**PROBLEM DESCRIPTION**
Your response should consist of the records below, repeated exactly.

Start of EXERCISE INPUTS

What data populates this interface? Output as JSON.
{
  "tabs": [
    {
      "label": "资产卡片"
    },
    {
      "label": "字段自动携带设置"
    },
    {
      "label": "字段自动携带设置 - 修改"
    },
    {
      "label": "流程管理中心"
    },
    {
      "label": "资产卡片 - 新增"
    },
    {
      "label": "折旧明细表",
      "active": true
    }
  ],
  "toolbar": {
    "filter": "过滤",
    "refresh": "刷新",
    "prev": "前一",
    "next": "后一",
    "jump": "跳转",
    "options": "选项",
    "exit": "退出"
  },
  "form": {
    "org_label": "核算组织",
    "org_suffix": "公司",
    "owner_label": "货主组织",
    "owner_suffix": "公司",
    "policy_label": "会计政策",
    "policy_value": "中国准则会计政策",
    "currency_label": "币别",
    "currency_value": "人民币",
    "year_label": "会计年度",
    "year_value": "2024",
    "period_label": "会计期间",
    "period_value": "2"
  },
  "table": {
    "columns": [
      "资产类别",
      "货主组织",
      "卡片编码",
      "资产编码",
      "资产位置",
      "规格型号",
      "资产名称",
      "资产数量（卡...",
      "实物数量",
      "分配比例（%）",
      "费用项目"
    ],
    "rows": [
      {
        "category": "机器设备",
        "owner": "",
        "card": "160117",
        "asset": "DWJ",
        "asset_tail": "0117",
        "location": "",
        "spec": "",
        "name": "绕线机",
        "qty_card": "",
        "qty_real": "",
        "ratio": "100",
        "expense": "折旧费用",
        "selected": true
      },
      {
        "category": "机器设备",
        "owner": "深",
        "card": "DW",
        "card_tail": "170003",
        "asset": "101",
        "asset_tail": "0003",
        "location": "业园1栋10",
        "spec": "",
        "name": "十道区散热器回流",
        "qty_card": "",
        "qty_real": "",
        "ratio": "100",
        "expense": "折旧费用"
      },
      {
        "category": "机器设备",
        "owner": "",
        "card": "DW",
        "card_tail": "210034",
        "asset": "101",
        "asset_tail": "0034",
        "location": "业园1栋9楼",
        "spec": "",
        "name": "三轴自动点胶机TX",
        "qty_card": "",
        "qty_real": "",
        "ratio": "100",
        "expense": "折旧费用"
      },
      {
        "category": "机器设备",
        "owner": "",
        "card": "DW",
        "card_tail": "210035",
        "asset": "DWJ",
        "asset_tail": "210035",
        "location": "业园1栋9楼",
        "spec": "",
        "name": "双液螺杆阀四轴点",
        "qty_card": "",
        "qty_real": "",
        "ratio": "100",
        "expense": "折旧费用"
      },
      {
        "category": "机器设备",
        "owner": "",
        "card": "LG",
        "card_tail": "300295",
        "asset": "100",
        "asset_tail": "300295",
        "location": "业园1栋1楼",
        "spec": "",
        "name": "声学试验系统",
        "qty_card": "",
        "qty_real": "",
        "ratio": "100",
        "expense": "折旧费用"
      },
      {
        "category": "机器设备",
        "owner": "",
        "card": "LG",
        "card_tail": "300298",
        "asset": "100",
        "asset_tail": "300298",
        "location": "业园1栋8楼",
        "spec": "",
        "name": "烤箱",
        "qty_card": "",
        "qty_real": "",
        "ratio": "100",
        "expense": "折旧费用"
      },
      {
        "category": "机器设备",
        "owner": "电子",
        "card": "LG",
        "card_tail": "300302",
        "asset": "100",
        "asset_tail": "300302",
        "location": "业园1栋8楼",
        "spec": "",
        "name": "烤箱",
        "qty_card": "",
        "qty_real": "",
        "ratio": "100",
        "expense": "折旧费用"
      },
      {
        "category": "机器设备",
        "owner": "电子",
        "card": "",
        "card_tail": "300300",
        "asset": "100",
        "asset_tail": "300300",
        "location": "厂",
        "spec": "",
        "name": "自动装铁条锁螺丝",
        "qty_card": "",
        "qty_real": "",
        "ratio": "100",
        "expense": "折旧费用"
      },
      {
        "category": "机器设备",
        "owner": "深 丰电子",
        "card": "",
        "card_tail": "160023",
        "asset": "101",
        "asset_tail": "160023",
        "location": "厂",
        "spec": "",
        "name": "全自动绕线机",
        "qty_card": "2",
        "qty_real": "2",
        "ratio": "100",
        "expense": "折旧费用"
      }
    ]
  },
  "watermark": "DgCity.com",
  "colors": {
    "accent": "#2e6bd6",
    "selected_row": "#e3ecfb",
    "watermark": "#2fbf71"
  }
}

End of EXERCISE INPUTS

**ANSWER TO THE PROBLEM**
What data populates this interface? Output as JSON.
{
  "tabs": [
    {
      "label": "资产卡片"
    },
    {
      "label": "字段自动携带设置"
    },
    {
      "label": "字段自动携带设置 - 修改"
    },
    {
      "label": "流程管理中心"
    },
    {
      "label": "资产卡片 - 新增"
    },
    {
      "label": "折旧明细表",
      "active": true
    }
  ],
  "toolbar": {
    "filter": "过滤",
    "refresh": "刷新",
    "prev": "前一",
    "next": "后一",
    "jump": "跳转",
    "options": "选项",
    "exit": "退出"
  },
  "form": {
    "org_label": "核算组织",
    "org_suffix": "公司",
    "owner_label": "货主组织",
    "owner_suffix": "公司",
    "policy_label": "会计政策",
    "policy_value": "中国准则会计政策",
    "currency_label": "币别",
    "currency_value": "人民币",
    "year_label": "会计年度",
    "year_value": "2024",
    "period_label": "会计期间",
    "period_value": "2"
  },
  "table": {
    "columns": [
      "资产类别",
      "货主组织",
      "卡片编码",
      "资产编码",
      "资产位置",
      "规格型号",
      "资产名称",
      "资产数量（卡...",
      "实物数量",
      "分配比例（%）",
      "费用项目"
    ],
    "rows": [
      {
        "category": "机器设备",
        "owner": "",
        "card": "160117",
        "asset": "DWJ",
        "asset_tail": "0117",
        "location": "",
        "spec": "",
        "name": "绕线机",
        "qty_card": "",
        "qty_real": "",
        "ratio": "100",
        "expense": "折旧费用",
        "selected": true
      },
      {
        "category": "机器设备",
        "owner": "深",
        "card": "DW",
        "card_tail": "170003",
        "asset": "101",
        "asset_tail": "0003",
        "location": "业园1栋10",
        "spec": "",
        "name": "十道区散热器回流",
        "qty_card": "",
        "qty_real": "",
        "ratio": "100",
        "expense": "折旧费用"
      },
      {
        "category": "机器设备",
        "owner": "",
        "card": "DW",
        "card_tail": "210034",
        "asset": "101",
        "asset_tail": "0034",
        "location": "业园1栋9楼",
        "spec": "",
        "name": "三轴自动点胶机TX",
        "qty_card": "",
        "qty_real": "",
        "ratio": "100",
        "expense": "折旧费用"
      },
      {
        "category": "机器设备",
        "owner": "",
        "card": "DW",
        "card_tail": "210035",
        "asset": "DWJ",
        "asset_tail": "210035",
        "location": "业园1栋9楼",
        "spec": "",
        "name": "双液螺杆阀四轴点",
        "qty_card": "",
        "qty_real": "",
        "ratio": "100",
        "expense": "折旧费用"
      },
      {
        "category": "机器设备",
        "owner": "",
        "card": "LG",
        "card_tail": "300295",
        "asset": "100",
        "asset_tail": "300295",
        "location": "业园1栋1楼",
        "spec": "",
        "name": "声学试验系统",
        "qty_card": "",
        "qty_real": "",
        "ratio": "100",
        "expense": "折旧费用"
      },
      {
        "category": "机器设备",
        "owner": "",
        "card": "LG",
        "card_tail": "300298",
        "asset": "100",
        "asset_tail": "300298",
        "location": "业园1栋8楼",
        "spec": "",
        "name": "烤箱",
        "qty_card": "",
        "qty_real": "",
        "ratio": "100",
        "expense": "折旧费用"
      },
      {
        "category": "机器设备",
        "owner": "电子",
        "card": "LG",
        "card_tail": "300302",
        "asset": "100",
        "asset_tail": "300302",
        "location": "业园1栋8楼",
        "spec": "",
        "name": "烤箱",
        "qty_card": "",
        "qty_real": "",
        "ratio": "100",
        "expense": "折旧费用"
      },
      {
        "category": "机器设备",
        "owner": "电子",
        "card": "",
        "card_tail": "300300",
        "asset": "100",
        "asset_tail": "300300",
        "location": "厂",
        "spec": "",
        "name": "自动装铁条锁螺丝",
        "qty_card": "",
        "qty_real": "",
        "ratio": "100",
        "expense": "折旧费用"
      },
      {
        "category": "机器设备",
        "owner": "深 丰电子",
        "card": "",
        "card_tail": "160023",
        "asset": "101",
        "asset_tail": "160023",
        "location": "厂",
        "spec": "",
        "name": "全自动绕线机",
        "qty_card": "2",
        "qty_real": "2",
        "ratio": "100",
        "expense": "折旧费用"
      }
    ]
  },
  "watermark": "DgCity.com",
  "colors": {
    "accent": "#2e6bd6",
    "selected_row": "#e3ecfb",
    "watermark": "#2fbf71"
  }
}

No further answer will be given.